#### WORK TO COMPLETE:
Line by line, return the data exactly as shown.
▬▬▬▬▬▬
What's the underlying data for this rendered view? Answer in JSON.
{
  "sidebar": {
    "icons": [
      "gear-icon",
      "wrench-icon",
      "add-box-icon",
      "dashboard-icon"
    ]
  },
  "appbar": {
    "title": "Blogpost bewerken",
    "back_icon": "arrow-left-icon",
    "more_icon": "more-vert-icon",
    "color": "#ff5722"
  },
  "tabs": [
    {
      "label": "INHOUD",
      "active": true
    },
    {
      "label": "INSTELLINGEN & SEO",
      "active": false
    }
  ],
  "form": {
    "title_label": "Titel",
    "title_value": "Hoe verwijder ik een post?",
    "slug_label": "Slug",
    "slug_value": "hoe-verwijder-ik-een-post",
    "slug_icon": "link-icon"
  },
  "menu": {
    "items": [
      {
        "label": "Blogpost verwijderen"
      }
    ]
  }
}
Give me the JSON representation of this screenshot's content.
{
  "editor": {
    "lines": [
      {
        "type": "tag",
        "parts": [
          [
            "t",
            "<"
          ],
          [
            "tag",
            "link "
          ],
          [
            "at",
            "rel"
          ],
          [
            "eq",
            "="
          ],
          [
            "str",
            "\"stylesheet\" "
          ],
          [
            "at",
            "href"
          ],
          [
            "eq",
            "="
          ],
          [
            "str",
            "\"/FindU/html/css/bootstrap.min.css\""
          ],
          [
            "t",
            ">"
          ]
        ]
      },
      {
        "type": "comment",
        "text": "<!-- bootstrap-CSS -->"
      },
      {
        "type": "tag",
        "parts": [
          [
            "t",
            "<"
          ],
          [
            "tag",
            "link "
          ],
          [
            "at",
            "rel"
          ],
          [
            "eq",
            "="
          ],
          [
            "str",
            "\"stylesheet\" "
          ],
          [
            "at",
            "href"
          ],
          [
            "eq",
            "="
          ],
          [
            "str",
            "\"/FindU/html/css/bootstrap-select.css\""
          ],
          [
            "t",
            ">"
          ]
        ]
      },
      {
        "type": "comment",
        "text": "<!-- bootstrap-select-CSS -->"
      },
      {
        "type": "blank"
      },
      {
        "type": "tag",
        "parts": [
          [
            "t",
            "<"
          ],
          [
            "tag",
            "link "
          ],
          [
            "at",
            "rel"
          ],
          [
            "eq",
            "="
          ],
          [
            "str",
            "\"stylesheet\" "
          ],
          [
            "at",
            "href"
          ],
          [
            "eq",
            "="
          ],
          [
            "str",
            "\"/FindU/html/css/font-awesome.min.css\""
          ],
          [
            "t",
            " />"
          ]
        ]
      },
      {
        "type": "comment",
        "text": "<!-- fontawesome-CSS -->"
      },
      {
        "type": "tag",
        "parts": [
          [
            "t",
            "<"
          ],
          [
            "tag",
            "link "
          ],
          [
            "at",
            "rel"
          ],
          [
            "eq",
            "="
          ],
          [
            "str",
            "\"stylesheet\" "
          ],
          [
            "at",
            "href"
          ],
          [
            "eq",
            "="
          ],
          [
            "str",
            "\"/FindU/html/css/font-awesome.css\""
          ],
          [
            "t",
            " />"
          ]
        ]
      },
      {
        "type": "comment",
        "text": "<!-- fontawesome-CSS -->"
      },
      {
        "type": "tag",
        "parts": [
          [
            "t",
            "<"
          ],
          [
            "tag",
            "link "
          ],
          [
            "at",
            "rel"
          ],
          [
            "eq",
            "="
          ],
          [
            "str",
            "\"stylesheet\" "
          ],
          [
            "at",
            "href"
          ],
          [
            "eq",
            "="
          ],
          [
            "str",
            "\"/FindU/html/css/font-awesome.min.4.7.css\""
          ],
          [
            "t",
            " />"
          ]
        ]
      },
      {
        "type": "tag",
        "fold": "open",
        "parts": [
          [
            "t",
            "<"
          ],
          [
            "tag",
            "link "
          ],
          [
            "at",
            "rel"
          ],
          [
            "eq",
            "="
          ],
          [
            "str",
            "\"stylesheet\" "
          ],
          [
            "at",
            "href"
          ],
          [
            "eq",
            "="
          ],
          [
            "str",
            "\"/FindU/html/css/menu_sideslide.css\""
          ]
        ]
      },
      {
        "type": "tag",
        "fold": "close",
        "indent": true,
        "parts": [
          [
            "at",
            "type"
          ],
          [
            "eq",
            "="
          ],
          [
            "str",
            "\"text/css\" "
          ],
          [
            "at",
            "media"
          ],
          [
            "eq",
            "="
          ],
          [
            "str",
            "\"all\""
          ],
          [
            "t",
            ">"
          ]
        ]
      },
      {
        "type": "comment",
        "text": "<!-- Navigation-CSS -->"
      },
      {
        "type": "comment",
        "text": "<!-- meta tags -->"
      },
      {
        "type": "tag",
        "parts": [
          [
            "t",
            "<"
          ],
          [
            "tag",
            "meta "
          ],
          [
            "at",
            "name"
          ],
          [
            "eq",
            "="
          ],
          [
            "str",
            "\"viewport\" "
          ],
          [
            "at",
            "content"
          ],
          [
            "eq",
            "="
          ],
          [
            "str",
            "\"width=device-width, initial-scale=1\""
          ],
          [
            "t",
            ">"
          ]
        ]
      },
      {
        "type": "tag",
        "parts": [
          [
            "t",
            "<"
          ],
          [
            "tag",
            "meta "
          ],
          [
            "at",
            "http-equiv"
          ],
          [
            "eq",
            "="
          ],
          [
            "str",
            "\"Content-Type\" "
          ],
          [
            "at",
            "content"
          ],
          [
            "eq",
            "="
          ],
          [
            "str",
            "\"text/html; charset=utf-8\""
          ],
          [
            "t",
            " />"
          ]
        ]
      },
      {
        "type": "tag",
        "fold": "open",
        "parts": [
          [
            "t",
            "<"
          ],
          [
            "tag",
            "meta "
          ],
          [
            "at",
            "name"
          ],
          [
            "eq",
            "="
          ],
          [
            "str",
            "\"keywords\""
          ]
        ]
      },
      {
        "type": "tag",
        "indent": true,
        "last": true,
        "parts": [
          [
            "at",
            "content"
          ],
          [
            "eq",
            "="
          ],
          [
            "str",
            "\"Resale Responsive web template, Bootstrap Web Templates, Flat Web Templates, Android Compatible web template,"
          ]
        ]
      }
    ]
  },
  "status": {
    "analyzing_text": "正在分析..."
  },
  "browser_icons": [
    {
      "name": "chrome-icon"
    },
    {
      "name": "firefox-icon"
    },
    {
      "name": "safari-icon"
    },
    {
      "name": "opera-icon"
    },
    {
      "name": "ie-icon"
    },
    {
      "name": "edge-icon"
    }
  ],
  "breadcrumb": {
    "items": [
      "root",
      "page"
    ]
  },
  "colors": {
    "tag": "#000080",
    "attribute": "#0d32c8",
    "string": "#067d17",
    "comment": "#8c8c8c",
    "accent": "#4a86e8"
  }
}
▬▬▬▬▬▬
#### RESULT OF THE TASK:
What's the underlying data for this rendered view? Answer in JSON.
{
  "sidebar": {
    "icons": [
      "gear-icon",
      "wrench-icon",
      "add-box-icon",
      "dashboard-icon"
    ]
  },
  "appbar": {
    "title": "Blogpost bewerken",
    "back_icon": "arrow-left-icon",
    "more_icon": "more-vert-icon",
    "color": "#ff5722"
  },
  "tabs": [
    {
      "label": "INHOUD",
      "active": true
    },
    {
      "label": "INSTELLINGEN & SEO",
      "active": false
    }
  ],
  "form": {
    "title_label": "Titel",
    "title_value": "Hoe verwijder ik een post?",
    "slug_label": "Slug",
    "slug_value": "hoe-verwijder-ik-een-post",
    "slug_icon": "link-icon"
  },
  "menu": {
    "items": [
      {
        "label": "Blogpost verwijderen"
      }
    ]
  }
}
Give me the JSON representation of this screenshot's content.
{
  "editor": {
    "lines": [
      {
        "type": "tag",
        "parts": [
          [
            "t",
            "<"
          ],
          [
            "tag",
            "link "
          ],
          [
            "at",
            "rel"
          ],
          [
            "eq",
            "="
          ],
          [
            "str",
            "\"stylesheet\" "
          ],
          [
            "at",
            "href"
          ],
          [
            "eq",
            "="
          ],
          [
            "str",
            "\"/FindU/html/css/bootstrap.min.css\""
          ],
          [
            "t",
            ">"
          ]
        ]
      },
      {
        "type": "comment",
        "text": "<!-- bootstrap-CSS -->"
      },
      {
        "type": "tag",
        "parts": [
          [
            "t",
            "<"
          ],
          [
            "tag",
            "link "
          ],
          [
            "at",
            "rel"
          ],
          [
            "eq",
            "="
          ],
          [
            "str",
            "\"stylesheet\" "
          ],
          [
            "at",
            "href"
          ],
          [
            "eq",
            "="
          ],
          [
            "str",
            "\"/FindU/html/css/bootstrap-select.css\""
          ],
          [
            "t",
            ">"
          ]
        ]
      },
      {
        "type": "comment",
        "text": "<!-- bootstrap-select-CSS -->"
      },
      {
        "type": "blank"
      },
      {
        "type": "tag",
        "parts": [
          [
            "t",
            "<"
          ],
          [
            "tag",
            "link "
          ],
          [
            "at",
            "rel"
          ],
          [
            "eq",
            "="
          ],
          [
            "str",
            "\"stylesheet\" "
          ],
          [
            "at",
            "href"
          ],
          [
            "eq",
            "="
          ],
          [
            "str",
            "\"/FindU/html/css/font-awesome.min.css\""
          ],
          [
            "t",
            " />"
          ]
        ]
      },
      {
        "type": "comment",
        "text": "<!-- fontawesome-CSS -->"
      },
      {
        "type": "tag",
        "parts": [
          [
            "t",
            "<"
          ],
          [
            "tag",
            "link "
          ],
          [
            "at",
            "rel"
          ],
          [
            "eq",
            "="
          ],
          [
            "str",
            "\"stylesheet\" "
          ],
          [
            "at",
            "href"
          ],
          [
            "eq",
            "="
          ],
          [
            "str",
            "\"/FindU/html/css/font-awesome.css\""
          ],
          [
            "t",
            " />"
          ]
        ]
      },
      {
        "type": "comment",
        "text": "<!-- fontawesome-CSS -->"
      },
      {
        "type": "tag",
        "parts": [
          [
            "t",
            "<"
          ],
          [
            "tag",
            "link "
          ],
          [
            "at",
            "rel"
          ],
          [
            "eq",
            "="
          ],
          [
            "str",
            "\"stylesheet\" "
          ],
          [
            "at",
            "href"
          ],
          [
            "eq",
            "="
          ],
          [
            "str",
            "\"/FindU/html/css/font-awesome.min.4.7.css\""
          ],
          [
            "t",
            " />"
          ]
        ]
      },
      {
        "type": "tag",
        "fold": "open",
        "parts": [
          [
            "t",
            "<"
          ],
          [
            "tag",
            "link "
          ],
          [
            "at",
            "rel"
          ],
          [
            "eq",
            "="
          ],
          [
            "str",
            "\"stylesheet\" "
          ],
          [
            "at",
            "href"
          ],
          [
            "eq",
            "="
          ],
          [
            "str",
            "\"/FindU/html/css/menu_sideslide.css\""
          ]
        ]
      },
      {
        "type": "tag",
        "fold": "close",
        "indent": true,
        "parts": [
          [
            "at",
            "type"
          ],
          [
            "eq",
            "="
          ],
          [
            "str",
            "\"text/css\" "
          ],
          [
            "at",
            "media"
          ],
          [
            "eq",
            "="
          ],
          [
            "str",
            "\"all\""
          ],
          [
            "t",
            ">"
          ]
        ]
      },
      {
        "type": "comment",
        "text": "<!-- Navigation-CSS -->"
      },
      {
        "type": "comment",
        "text": "<!-- meta tags -->"
      },
      {
        "type": "tag",
        "parts": [
          [
            "t",
            "<"
          ],
          [
            "tag",
            "meta "
          ],
          [
            "at",
            "name"
          ],
          [
            "eq",
            "="
          ],
          [
            "str",
            "\"viewport\" "
          ],
          [
            "at",
            "content"
          ],
          [
            "eq",
            "="
          ],
          [
            "str",
            "\"width=device-width, initial-scale=1\""
          ],
          [
            "t",
            ">"
          ]
        ]
      },
      {
        "type": "tag",
        "parts": [
          [
            "t",
            "<"
          ],
          [
            "tag",
            "meta "
          ],
          [
            "at",
            "http-equiv"
          ],
          [
            "eq",
            "="
          ],
          [
            "str",
            "\"Content-Type\" "
          ],
          [
            "at",
            "content"
          ],
          [
            "eq",
            "="
          ],
          [
            "str",
            "\"text/html; charset=utf-8\""
          ],
          [
            "t",
            " />"
          ]
        ]
      },
      {
        "type": "tag",
        "fold": "open",
        "parts": [
          [
            "t",
            "<"
          ],
          [
            "tag",
            "meta "
          ],
          [
            "at",
            "name"
          ],
          [
            "eq",
            "="
          ],
          [
            "str",
            "\"keywords\""
          ]
        ]
      },
      {
        "type": "tag",
        "indent": true,
        "last": true,
        "parts": [
          [
            "at",
            "content"
          ],
          [
            "eq",
            "="
          ],
          [
            "str",
            "\"Resale Responsive web template, Bootstrap Web Templates, Flat Web Templates, Android Compatible web template,"
          ]
        ]
      }
    ]
  },
  "status": {
    "analyzing_text": "正在分析..."
  },
  "browser_icons": [
    {
      "name": "chrome-icon"
    },
    {
      "name": "firefox-icon"
    },
    {
      "name": "safari-icon"
    },
    {
      "name": "opera-icon"
    },
    {
      "name": "ie-icon"
    },
    {
      "name": "edge-icon"
    }
  ],
  "breadcrumb": {
    "items": [
      "root",
      "page"
    ]
  },
  "colors": {
    "tag": "#000080",
    "attribute": "#0d32c8",
    "string": "#067d17",
    "comment": "#8c8c8c",
    "accent": "#4a86e8"
  }
}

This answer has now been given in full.